**ASSIGNED TASK**
In full and without alteration, print the records below, minus any images.

**Data records for software interfaces**
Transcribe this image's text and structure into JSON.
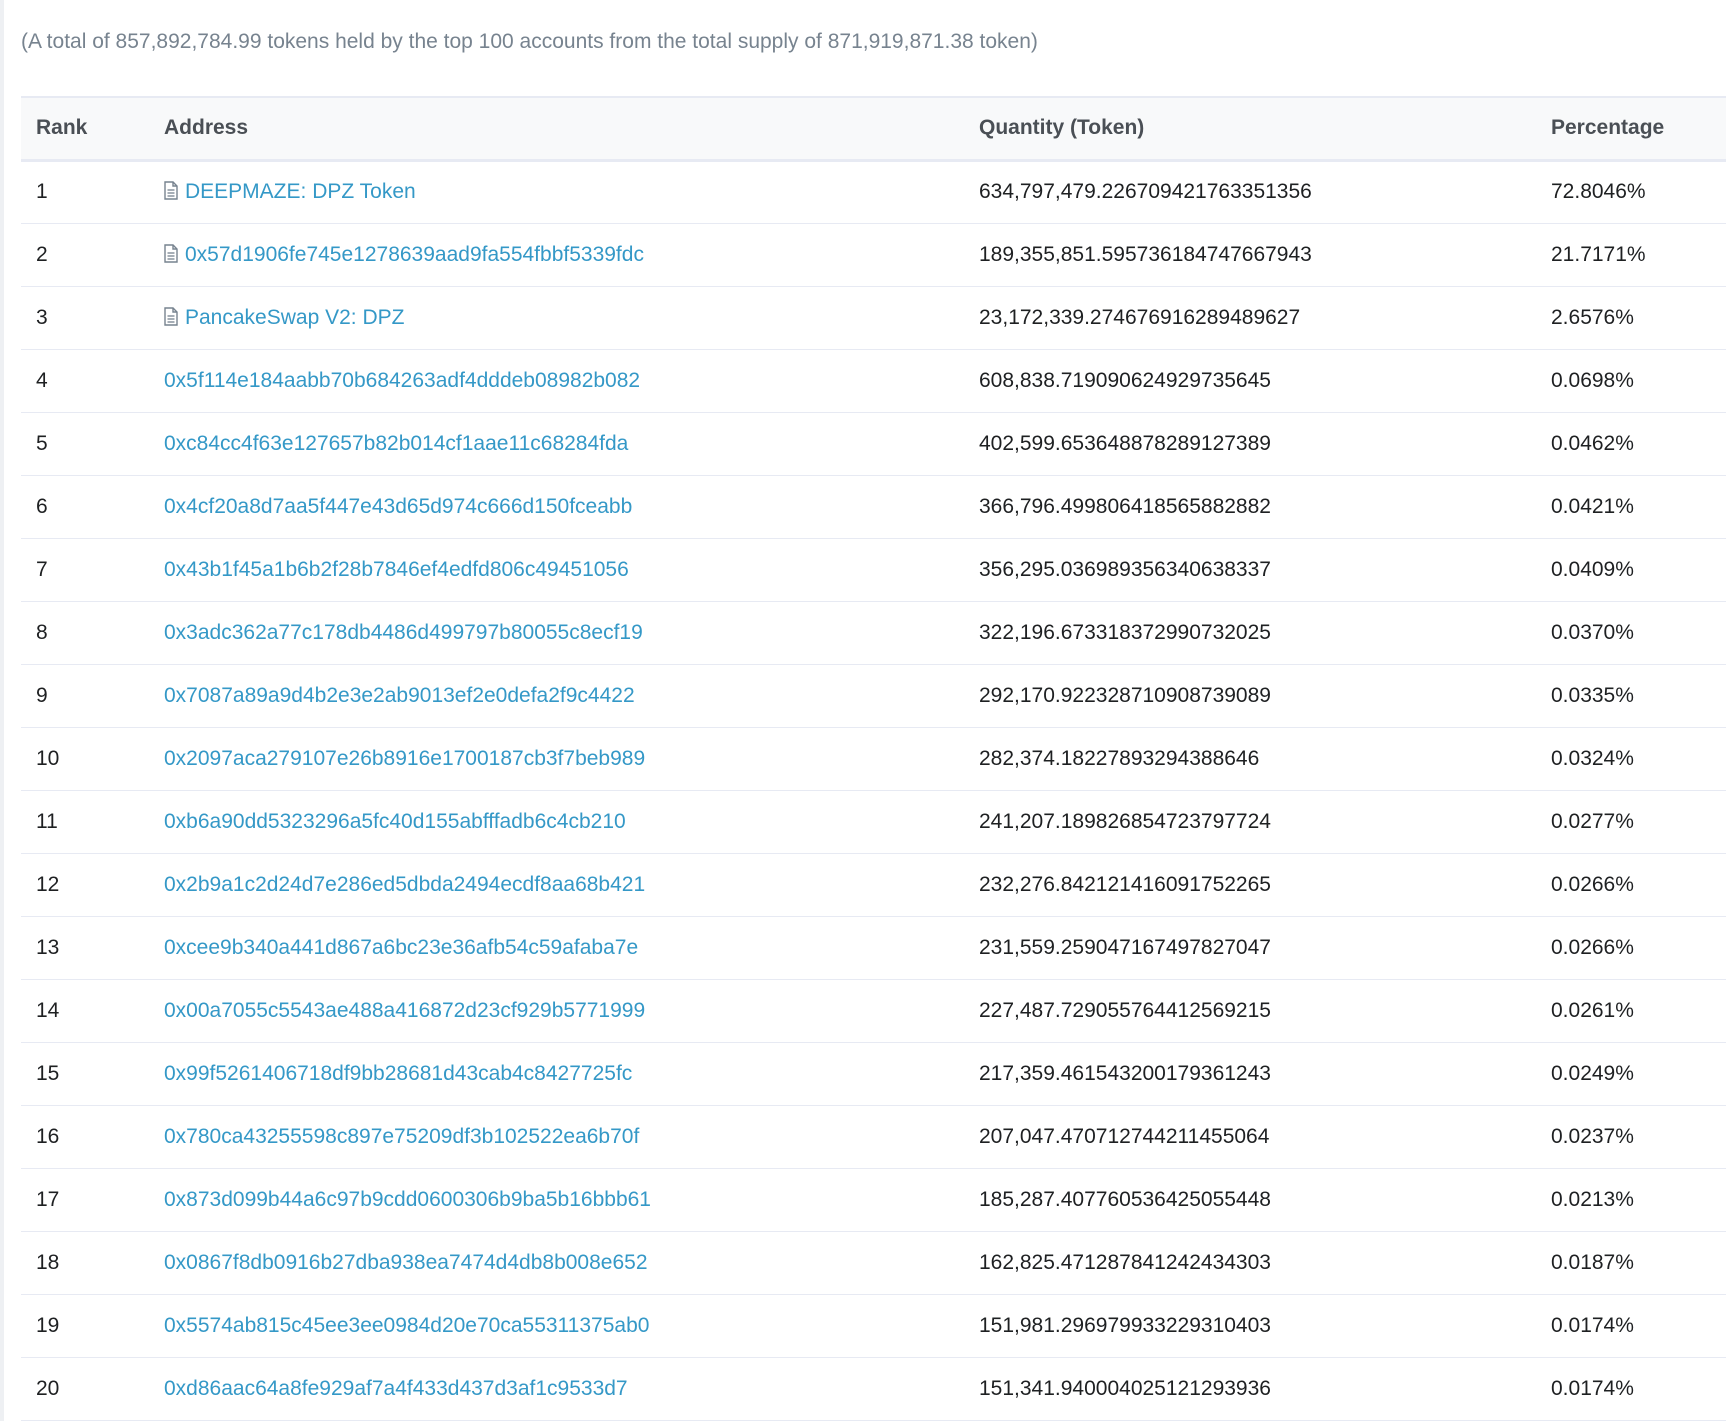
{
  "summary": "(A total of 857,892,784.99 tokens held by the top 100 accounts from the total supply of 871,919,871.38 token)",
  "table": {
    "headers": {
      "rank": "Rank",
      "address": "Address",
      "quantity": "Quantity (Token)",
      "percentage": "Percentage"
    },
    "rows": [
      {
        "rank": "1",
        "address": "DEEPMAZE: DPZ Token",
        "contract": true,
        "quantity": "634,797,479.226709421763351356",
        "percentage": "72.8046%"
      },
      {
        "rank": "2",
        "address": "0x57d1906fe745e1278639aad9fa554fbbf5339fdc",
        "contract": true,
        "quantity": "189,355,851.595736184747667943",
        "percentage": "21.7171%"
      },
      {
        "rank": "3",
        "address": "PancakeSwap V2: DPZ",
        "contract": true,
        "quantity": "23,172,339.274676916289489627",
        "percentage": "2.6576%"
      },
      {
        "rank": "4",
        "address": "0x5f114e184aabb70b684263adf4dddeb08982b082",
        "contract": false,
        "quantity": "608,838.719090624929735645",
        "percentage": "0.0698%"
      },
      {
        "rank": "5",
        "address": "0xc84cc4f63e127657b82b014cf1aae11c68284fda",
        "contract": false,
        "quantity": "402,599.653648878289127389",
        "percentage": "0.0462%"
      },
      {
        "rank": "6",
        "address": "0x4cf20a8d7aa5f447e43d65d974c666d150fceabb",
        "contract": false,
        "quantity": "366,796.499806418565882882",
        "percentage": "0.0421%"
      },
      {
        "rank": "7",
        "address": "0x43b1f45a1b6b2f28b7846ef4edfd806c49451056",
        "contract": false,
        "quantity": "356,295.036989356340638337",
        "percentage": "0.0409%"
      },
      {
        "rank": "8",
        "address": "0x3adc362a77c178db4486d499797b80055c8ecf19",
        "contract": false,
        "quantity": "322,196.673318372990732025",
        "percentage": "0.0370%"
      },
      {
        "rank": "9",
        "address": "0x7087a89a9d4b2e3e2ab9013ef2e0defa2f9c4422",
        "contract": false,
        "quantity": "292,170.922328710908739089",
        "percentage": "0.0335%"
      },
      {
        "rank": "10",
        "address": "0x2097aca279107e26b8916e1700187cb3f7beb989",
        "contract": false,
        "quantity": "282,374.18227893294388646",
        "percentage": "0.0324%"
      },
      {
        "rank": "11",
        "address": "0xb6a90dd5323296a5fc40d155abfffadb6c4cb210",
        "contract": false,
        "quantity": "241,207.189826854723797724",
        "percentage": "0.0277%"
      },
      {
        "rank": "12",
        "address": "0x2b9a1c2d24d7e286ed5dbda2494ecdf8aa68b421",
        "contract": false,
        "quantity": "232,276.842121416091752265",
        "percentage": "0.0266%"
      },
      {
        "rank": "13",
        "address": "0xcee9b340a441d867a6bc23e36afb54c59afaba7e",
        "contract": false,
        "quantity": "231,559.259047167497827047",
        "percentage": "0.0266%"
      },
      {
        "rank": "14",
        "address": "0x00a7055c5543ae488a416872d23cf929b5771999",
        "contract": false,
        "quantity": "227,487.729055764412569215",
        "percentage": "0.0261%"
      },
      {
        "rank": "15",
        "address": "0x99f5261406718df9bb28681d43cab4c8427725fc",
        "contract": false,
        "quantity": "217,359.461543200179361243",
        "percentage": "0.0249%"
      },
      {
        "rank": "16",
        "address": "0x780ca43255598c897e75209df3b102522ea6b70f",
        "contract": false,
        "quantity": "207,047.470712744211455064",
        "percentage": "0.0237%"
      },
      {
        "rank": "17",
        "address": "0x873d099b44a6c97b9cdd0600306b9ba5b16bbb61",
        "contract": false,
        "quantity": "185,287.407760536425055448",
        "percentage": "0.0213%"
      },
      {
        "rank": "18",
        "address": "0x0867f8db0916b27dba938ea7474d4db8b008e652",
        "contract": false,
        "quantity": "162,825.471287841242434303",
        "percentage": "0.0187%"
      },
      {
        "rank": "19",
        "address": "0x5574ab815c45ee3ee0984d20e70ca55311375ab0",
        "contract": false,
        "quantity": "151,981.296979933229310403",
        "percentage": "0.0174%"
      },
      {
        "rank": "20",
        "address": "0xd86aac64a8fe929af7a4f433d437d3af1c9533d7",
        "contract": false,
        "quantity": "151,341.940004025121293936",
        "percentage": "0.0174%"
      }
    ]
  },
  "icons": {
    "contract": "contract-file-icon"
  },
  "colors": {
    "link": "#3498c7",
    "summary_text": "#77838f",
    "header_bg": "#f8f9fa",
    "border": "#e7eaf3"
  }
}
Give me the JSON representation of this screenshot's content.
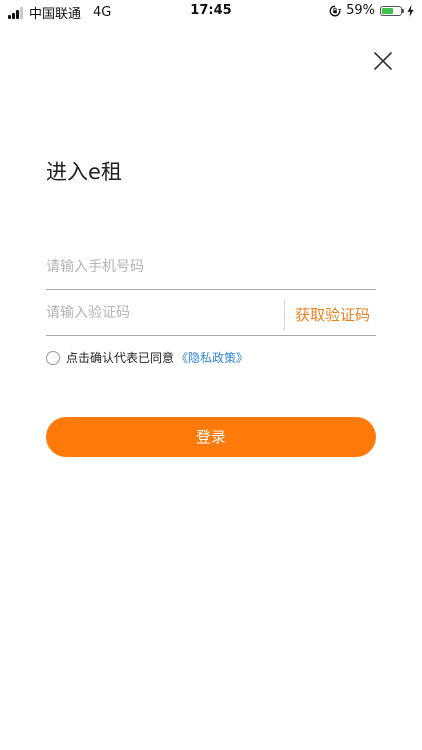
{
  "status_bar": {
    "carrier": "中国联通",
    "network": "4G",
    "time": "17:45",
    "battery_percent_label": "59%",
    "battery_level": 0.59,
    "battery_color": "#3fc34a"
  },
  "header": {
    "close_icon": "close-icon"
  },
  "title": "进入e租",
  "form": {
    "phone_placeholder": "请输入手机号码",
    "phone_value": "",
    "code_placeholder": "请输入验证码",
    "code_value": "",
    "get_code_label": "获取验证码"
  },
  "agreement": {
    "checked": false,
    "text": "点击确认代表已同意",
    "link_label": "《隐私政策》"
  },
  "login_label": "登录",
  "colors": {
    "accent": "#ff7a0a",
    "get_code": "#e8821f",
    "link": "#2f86d6"
  }
}
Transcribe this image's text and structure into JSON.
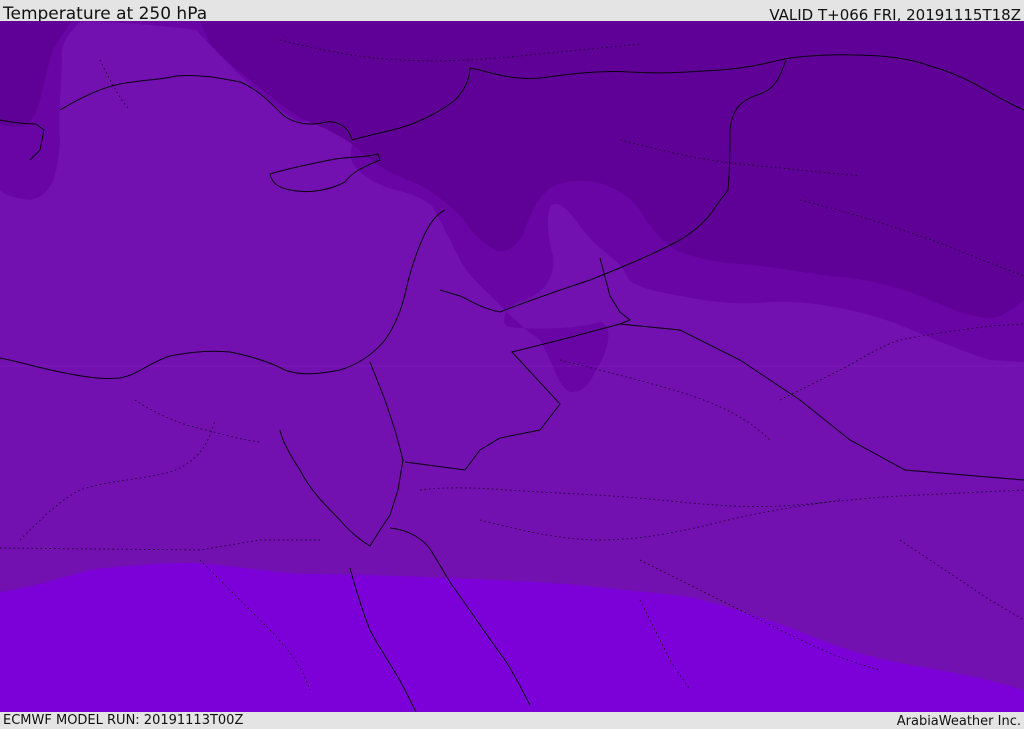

**WRITTEN ANSWER**
Transcribe this image's text and structure into JSON.
{
  "summary": "(A total of 857,892,784.99 tokens held by the top 100 accounts from the total supply of 871,919,871.38 token)",
  "table": {
    "headers": {
      "rank": "Rank",
      "address": "Address",
      "quantity": "Quantity (Token)",
      "percentage": "Percentage"
    },
    "rows": [
      {
        "rank": "1",
        "address": "DEEPMAZE: DPZ Token",
        "contract": true,
        "quantity": "634,797,479.226709421763351356",
        "percentage": "72.8046%"
      },
      {
        "rank": "2",
        "address": "0x57d1906fe745e1278639aad9fa554fbbf5339fdc",
        "contract": true,
        "quantity": "189,355,851.595736184747667943",
        "percentage": "21.7171%"
      },
      {
        "rank": "3",
        "address": "PancakeSwap V2: DPZ",
        "contract": true,
        "quantity": "23,172,339.274676916289489627",
        "percentage": "2.6576%"
      },
      {
        "rank": "4",
        "address": "0x5f114e184aabb70b684263adf4dddeb08982b082",
        "contract": false,
        "quantity": "608,838.719090624929735645",
        "percentage": "0.0698%"
      },
      {
        "rank": "5",
        "address": "0xc84cc4f63e127657b82b014cf1aae11c68284fda",
        "contract": false,
        "quantity": "402,599.653648878289127389",
        "percentage": "0.0462%"
      },
      {
        "rank": "6",
        "address": "0x4cf20a8d7aa5f447e43d65d974c666d150fceabb",
        "contract": false,
        "quantity": "366,796.499806418565882882",
        "percentage": "0.0421%"
      },
      {
        "rank": "7",
        "address": "0x43b1f45a1b6b2f28b7846ef4edfd806c49451056",
        "contract": false,
        "quantity": "356,295.036989356340638337",
        "percentage": "0.0409%"
      },
      {
        "rank": "8",
        "address": "0x3adc362a77c178db4486d499797b80055c8ecf19",
        "contract": false,
        "quantity": "322,196.673318372990732025",
        "percentage": "0.0370%"
      },
      {
        "rank": "9",
        "address": "0x7087a89a9d4b2e3e2ab9013ef2e0defa2f9c4422",
        "contract": false,
        "quantity": "292,170.922328710908739089",
        "percentage": "0.0335%"
      },
      {
        "rank": "10",
        "address": "0x2097aca279107e26b8916e1700187cb3f7beb989",
        "contract": false,
        "quantity": "282,374.18227893294388646",
        "percentage": "0.0324%"
      },
      {
        "rank": "11",
        "address": "0xb6a90dd5323296a5fc40d155abfffadb6c4cb210",
        "contract": false,
        "quantity": "241,207.189826854723797724",
        "percentage": "0.0277%"
      },
      {
        "rank": "12",
        "address": "0x2b9a1c2d24d7e286ed5dbda2494ecdf8aa68b421",
        "contract": false,
        "quantity": "232,276.842121416091752265",
        "percentage": "0.0266%"
      },
      {
        "rank": "13",
        "address": "0xcee9b340a441d867a6bc23e36afb54c59afaba7e",
        "contract": false,
        "quantity": "231,559.259047167497827047",
        "percentage": "0.0266%"
      },
      {
        "rank": "14",
        "address": "0x00a7055c5543ae488a416872d23cf929b5771999",
        "contract": false,
        "quantity": "227,487.729055764412569215",
        "percentage": "0.0261%"
      },
      {
        "rank": "15",
        "address": "0x99f5261406718df9bb28681d43cab4c8427725fc",
        "contract": false,
        "quantity": "217,359.461543200179361243",
        "percentage": "0.0249%"
      },
      {
        "rank": "16",
        "address": "0x780ca43255598c897e75209df3b102522ea6b70f",
        "contract": false,
        "quantity": "207,047.470712744211455064",
        "percentage": "0.0237%"
      },
      {
        "rank": "17",
        "address": "0x873d099b44a6c97b9cdd0600306b9ba5b16bbb61",
        "contract": false,
        "quantity": "185,287.407760536425055448",
        "percentage": "0.0213%"
      },
      {
        "rank": "18",
        "address": "0x0867f8db0916b27dba938ea7474d4db8b008e652",
        "contract": false,
        "quantity": "162,825.471287841242434303",
        "percentage": "0.0187%"
      },
      {
        "rank": "19",
        "address": "0x5574ab815c45ee3ee0984d20e70ca55311375ab0",
        "contract": false,
        "quantity": "151,981.296979933229310403",
        "percentage": "0.0174%"
      },
      {
        "rank": "20",
        "address": "0xd86aac64a8fe929af7a4f433d437d3af1c9533d7",
        "contract": false,
        "quantity": "151,341.940004025121293936",
        "percentage": "0.0174%"
      }
    ]
  },
  "icons": {
    "contract": "contract-file-icon"
  },
  "colors": {
    "link": "#3498c7",
    "summary_text": "#77838f",
    "header_bg": "#f8f9fa",
    "border": "#e7eaf3"
  }
}
Give me the JSON representation of this screenshot's content.
{
  "status_bar": {
    "carrier": "中国联通",
    "network": "4G",
    "time": "17:45",
    "battery_percent_label": "59%",
    "battery_level": 0.59,
    "battery_color": "#3fc34a"
  },
  "header": {
    "close_icon": "close-icon"
  },
  "title": "进入e租",
  "form": {
    "phone_placeholder": "请输入手机号码",
    "phone_value": "",
    "code_placeholder": "请输入验证码",
    "code_value": "",
    "get_code_label": "获取验证码"
  },
  "agreement": {
    "checked": false,
    "text": "点击确认代表已同意",
    "link_label": "《隐私政策》"
  },
  "login_label": "登录",
  "colors": {
    "accent": "#ff7a0a",
    "get_code": "#e8821f",
    "link": "#2f86d6"
  }
}
Transcribe this image's text and structure into JSON.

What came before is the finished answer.